The new skirt board must be long enough to reach from top to bottom of the staircase run and wide enough to span the tread width and riser height. Typically, a 1x12" board is used. Because a staircase is often a showpiece fixture in the home, choose a quality board such as A-grade "clear" (no knots) lumber stock.
Position the board against the edge of the staircase and temporarily secure it in place.
Make a vertical mark where each of the risers meets the skirt board. Also make a horizontal mark on the board for each of the tread tops.
Remove the skirt board and lay it on a bench to readjust the marks. Move the line for each tread down one inch so the finished skirt will fit under the existing treads.
Use a circular saw to cut the riser and tread lines at a standard 90-degree angle. Start with the power saw, then finish the cut with a hand saw or jigsaw.

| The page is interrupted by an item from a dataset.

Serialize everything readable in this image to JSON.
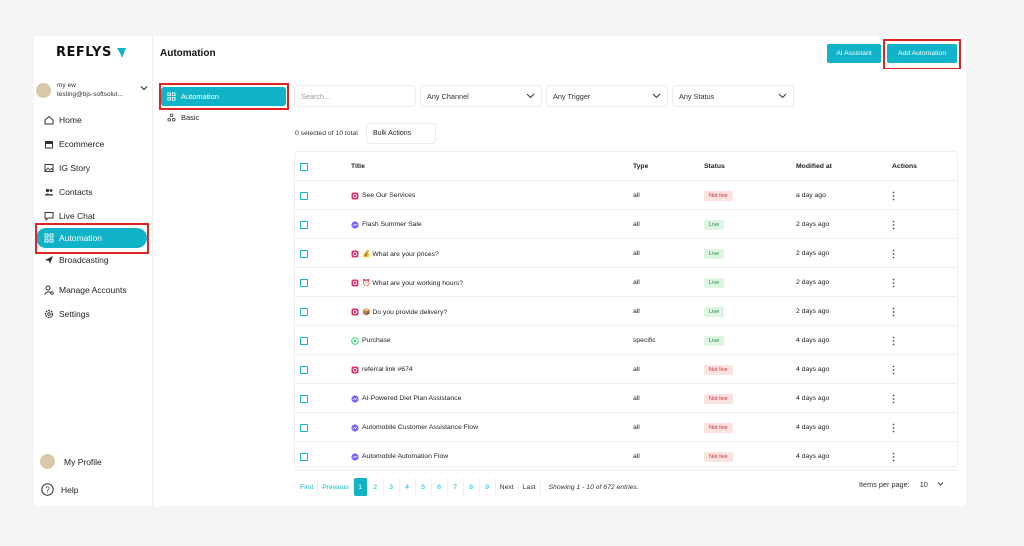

Test fit the skirt board against the side of the staircase. The board should fit snugly below each of the treads, and the riser cuts should be flush with the face of the original risers. It is most important that the riser cuts line up – the tread cuts don't have to be as accurate because cove moldings are typically installed below tread nosings and cover any gaps.